_Task brief_
Which of the lines below hold the word "name"? Pull each of them out.

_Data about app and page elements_
────────────────────────────────────────

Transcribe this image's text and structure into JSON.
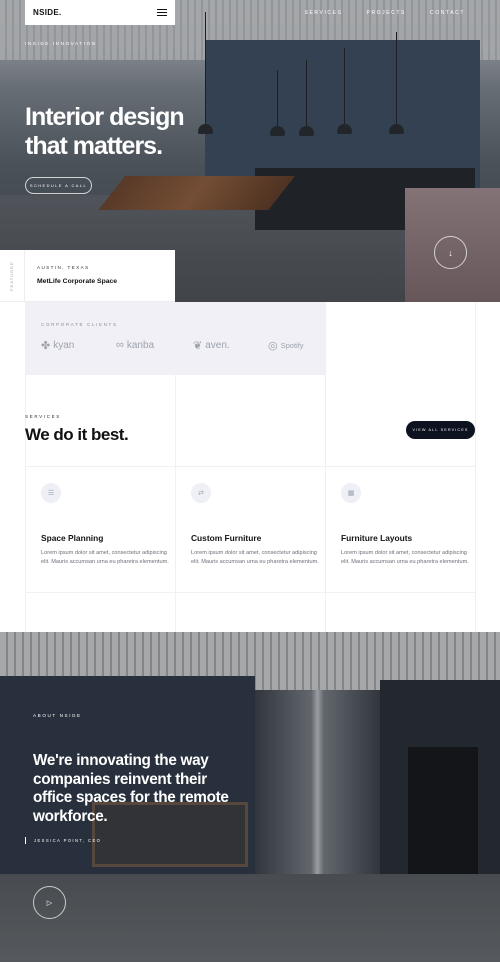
{
  "header": {
    "logo": "NSIDE.",
    "menu_icon": "hamburger-menu-icon",
    "nav": [
      "SERVICES",
      "PROJECTS",
      "CONTACT"
    ]
  },
  "hero": {
    "eyebrow": "INSIDE INNOVATION",
    "title_line1": "Interior design",
    "title_line2": "that matters.",
    "cta": "SCHEDULE A CALL",
    "scroll_icon": "arrow-down-icon"
  },
  "featured": {
    "side_label": "FEATURED",
    "location": "AUSTIN, TEXAS",
    "project": "MetLife Corporate Space"
  },
  "clients": {
    "label": "CORPORATE CLIENTS",
    "logos": [
      {
        "name": "kyan",
        "icon": "kyan-logo-icon"
      },
      {
        "name": "kanba",
        "icon": "kanba-logo-icon"
      },
      {
        "name": "aven.",
        "icon": "aven-logo-icon"
      },
      {
        "name": "Spotify",
        "icon": "spotify-logo-icon"
      }
    ]
  },
  "services": {
    "eyebrow": "SERVICES",
    "title": "We do it best.",
    "button": "VIEW ALL SERVICES",
    "cards": [
      {
        "title": "Space Planning",
        "text": "Lorem ipsum dolor sit amet, consectetur adipiscing elit. Mauris accumsan urna eu pharetra elementum.",
        "icon": "space-planning-icon"
      },
      {
        "title": "Custom Furniture",
        "text": "Lorem ipsum dolor sit amet, consectetur adipiscing elit. Mauris accumsan urna eu pharetra elementum.",
        "icon": "custom-furniture-icon"
      },
      {
        "title": "Furniture Layouts",
        "text": "Lorem ipsum dolor sit amet, consectetur adipiscing elit. Mauris accumsan urna eu pharetra elementum.",
        "icon": "furniture-layouts-icon"
      }
    ]
  },
  "about": {
    "eyebrow": "ABOUT NSIDE",
    "quote": "We're innovating the way companies reinvent their office spaces for the remote workforce.",
    "author": "JESSICA POINT, CEO",
    "play_icon": "play-icon"
  }
}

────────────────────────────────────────

_The completed task_
        "name": "kyan",
        "name": "kanba",
        "name": "aven.",
        "name": "Spotify",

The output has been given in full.